_ASSIGNED TASK_.
Filter the entries and keep only the lines where the string "Coll" appears.

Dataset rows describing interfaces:

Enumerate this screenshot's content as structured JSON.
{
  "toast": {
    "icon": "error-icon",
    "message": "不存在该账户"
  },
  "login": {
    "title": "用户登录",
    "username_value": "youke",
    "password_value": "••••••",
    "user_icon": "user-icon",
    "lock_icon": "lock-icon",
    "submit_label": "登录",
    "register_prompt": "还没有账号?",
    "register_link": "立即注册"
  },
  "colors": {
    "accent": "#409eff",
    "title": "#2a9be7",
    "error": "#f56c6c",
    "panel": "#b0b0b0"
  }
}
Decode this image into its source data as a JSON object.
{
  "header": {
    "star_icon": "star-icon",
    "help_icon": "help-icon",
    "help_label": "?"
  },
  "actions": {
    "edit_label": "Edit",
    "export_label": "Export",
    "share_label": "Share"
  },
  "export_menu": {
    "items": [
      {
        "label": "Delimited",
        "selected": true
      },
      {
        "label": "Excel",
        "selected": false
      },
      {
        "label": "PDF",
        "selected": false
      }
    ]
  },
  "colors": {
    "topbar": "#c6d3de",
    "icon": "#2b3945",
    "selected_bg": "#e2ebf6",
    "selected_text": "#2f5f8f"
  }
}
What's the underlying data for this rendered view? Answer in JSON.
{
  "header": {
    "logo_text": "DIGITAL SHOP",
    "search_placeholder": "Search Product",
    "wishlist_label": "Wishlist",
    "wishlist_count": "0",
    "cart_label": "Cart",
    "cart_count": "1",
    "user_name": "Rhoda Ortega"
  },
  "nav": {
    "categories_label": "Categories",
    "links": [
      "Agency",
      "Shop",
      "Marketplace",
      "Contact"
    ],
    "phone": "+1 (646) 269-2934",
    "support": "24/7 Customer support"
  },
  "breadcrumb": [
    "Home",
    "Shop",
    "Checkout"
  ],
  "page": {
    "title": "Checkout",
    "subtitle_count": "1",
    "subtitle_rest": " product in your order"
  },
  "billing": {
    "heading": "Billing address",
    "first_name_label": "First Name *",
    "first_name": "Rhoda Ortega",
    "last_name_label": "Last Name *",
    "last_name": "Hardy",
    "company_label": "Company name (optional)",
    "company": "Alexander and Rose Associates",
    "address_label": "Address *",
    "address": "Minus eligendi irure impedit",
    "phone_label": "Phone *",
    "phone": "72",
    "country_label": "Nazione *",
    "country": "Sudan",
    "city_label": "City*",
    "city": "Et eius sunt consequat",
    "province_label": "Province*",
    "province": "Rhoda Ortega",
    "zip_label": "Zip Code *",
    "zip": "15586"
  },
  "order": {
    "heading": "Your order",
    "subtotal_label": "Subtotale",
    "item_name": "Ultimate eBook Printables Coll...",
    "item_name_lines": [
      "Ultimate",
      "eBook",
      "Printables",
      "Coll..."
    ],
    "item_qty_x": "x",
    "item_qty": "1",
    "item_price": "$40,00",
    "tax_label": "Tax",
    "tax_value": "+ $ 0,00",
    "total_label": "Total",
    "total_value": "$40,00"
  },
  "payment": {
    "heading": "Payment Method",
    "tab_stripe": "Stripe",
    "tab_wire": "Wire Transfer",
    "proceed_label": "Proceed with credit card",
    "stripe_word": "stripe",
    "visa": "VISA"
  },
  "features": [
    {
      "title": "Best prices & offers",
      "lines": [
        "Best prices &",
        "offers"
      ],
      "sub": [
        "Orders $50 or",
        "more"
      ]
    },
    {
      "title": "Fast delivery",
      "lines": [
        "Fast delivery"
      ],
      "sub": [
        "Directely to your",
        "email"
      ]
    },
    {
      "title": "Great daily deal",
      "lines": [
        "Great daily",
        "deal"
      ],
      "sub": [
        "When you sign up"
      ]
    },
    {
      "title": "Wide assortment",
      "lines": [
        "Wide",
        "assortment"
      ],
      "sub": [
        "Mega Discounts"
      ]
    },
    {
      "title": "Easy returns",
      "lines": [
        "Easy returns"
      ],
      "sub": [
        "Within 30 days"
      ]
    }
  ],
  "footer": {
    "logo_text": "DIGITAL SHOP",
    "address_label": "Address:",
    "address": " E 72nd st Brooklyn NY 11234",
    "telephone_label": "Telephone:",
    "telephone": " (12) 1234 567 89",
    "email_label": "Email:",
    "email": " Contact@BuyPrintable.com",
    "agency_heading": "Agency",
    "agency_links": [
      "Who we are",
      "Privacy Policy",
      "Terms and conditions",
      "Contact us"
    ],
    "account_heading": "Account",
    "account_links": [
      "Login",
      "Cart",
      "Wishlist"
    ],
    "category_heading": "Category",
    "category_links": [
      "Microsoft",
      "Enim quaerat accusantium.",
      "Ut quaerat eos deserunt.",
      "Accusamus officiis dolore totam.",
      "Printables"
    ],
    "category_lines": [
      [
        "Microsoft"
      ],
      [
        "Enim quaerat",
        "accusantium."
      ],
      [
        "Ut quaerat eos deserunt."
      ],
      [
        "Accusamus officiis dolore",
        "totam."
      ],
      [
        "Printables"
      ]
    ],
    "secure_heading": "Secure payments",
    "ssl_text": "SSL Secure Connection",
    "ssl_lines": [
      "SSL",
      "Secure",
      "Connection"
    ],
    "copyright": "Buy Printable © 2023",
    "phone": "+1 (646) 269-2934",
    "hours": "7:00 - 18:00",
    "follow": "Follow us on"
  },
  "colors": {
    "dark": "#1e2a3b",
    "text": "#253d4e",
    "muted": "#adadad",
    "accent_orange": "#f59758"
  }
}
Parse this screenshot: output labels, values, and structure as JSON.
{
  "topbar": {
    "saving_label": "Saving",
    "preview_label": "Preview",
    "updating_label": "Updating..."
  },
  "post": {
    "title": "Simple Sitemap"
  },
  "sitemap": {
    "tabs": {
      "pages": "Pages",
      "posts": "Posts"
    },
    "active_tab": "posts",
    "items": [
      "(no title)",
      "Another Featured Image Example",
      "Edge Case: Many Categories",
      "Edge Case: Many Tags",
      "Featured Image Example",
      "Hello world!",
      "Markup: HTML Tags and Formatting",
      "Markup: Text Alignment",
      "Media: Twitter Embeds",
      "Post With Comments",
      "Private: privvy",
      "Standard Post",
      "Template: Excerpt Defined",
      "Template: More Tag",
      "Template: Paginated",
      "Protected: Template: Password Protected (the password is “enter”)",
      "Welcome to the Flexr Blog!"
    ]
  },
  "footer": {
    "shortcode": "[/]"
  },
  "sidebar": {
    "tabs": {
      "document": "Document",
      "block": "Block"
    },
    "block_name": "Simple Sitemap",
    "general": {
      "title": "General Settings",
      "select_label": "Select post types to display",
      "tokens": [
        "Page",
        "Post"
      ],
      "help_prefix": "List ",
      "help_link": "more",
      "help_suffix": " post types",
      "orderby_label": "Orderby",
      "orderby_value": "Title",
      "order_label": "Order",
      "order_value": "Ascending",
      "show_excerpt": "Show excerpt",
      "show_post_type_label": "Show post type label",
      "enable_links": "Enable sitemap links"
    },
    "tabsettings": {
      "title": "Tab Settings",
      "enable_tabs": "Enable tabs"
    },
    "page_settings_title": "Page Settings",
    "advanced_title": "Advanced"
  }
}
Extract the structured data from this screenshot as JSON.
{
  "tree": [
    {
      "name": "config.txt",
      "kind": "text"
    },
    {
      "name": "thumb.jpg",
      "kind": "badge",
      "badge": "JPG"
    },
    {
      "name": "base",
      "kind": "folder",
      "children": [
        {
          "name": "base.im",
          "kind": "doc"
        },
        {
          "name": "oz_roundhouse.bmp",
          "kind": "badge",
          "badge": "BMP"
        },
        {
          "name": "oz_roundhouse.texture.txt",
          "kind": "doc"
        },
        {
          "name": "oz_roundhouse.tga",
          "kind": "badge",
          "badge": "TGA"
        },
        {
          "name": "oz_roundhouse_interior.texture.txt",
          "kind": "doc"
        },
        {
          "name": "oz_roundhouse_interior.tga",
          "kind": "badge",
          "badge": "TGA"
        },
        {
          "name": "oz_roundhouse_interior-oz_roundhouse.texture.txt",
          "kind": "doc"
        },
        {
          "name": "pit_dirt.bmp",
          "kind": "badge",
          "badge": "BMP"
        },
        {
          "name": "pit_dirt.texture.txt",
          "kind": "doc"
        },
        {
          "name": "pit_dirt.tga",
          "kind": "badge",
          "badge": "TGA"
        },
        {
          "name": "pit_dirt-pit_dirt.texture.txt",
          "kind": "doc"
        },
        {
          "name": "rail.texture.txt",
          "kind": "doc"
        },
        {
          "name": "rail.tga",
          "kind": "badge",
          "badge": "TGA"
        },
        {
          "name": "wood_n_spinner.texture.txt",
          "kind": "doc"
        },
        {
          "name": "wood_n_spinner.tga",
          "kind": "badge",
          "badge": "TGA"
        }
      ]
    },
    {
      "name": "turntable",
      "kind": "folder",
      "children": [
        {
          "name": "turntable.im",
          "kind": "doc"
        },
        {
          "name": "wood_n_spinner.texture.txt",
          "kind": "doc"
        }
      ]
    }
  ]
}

_PROBLEM SOLUTION_.
    "item_name": "Ultimate eBook Printables Coll...",
      "Coll..."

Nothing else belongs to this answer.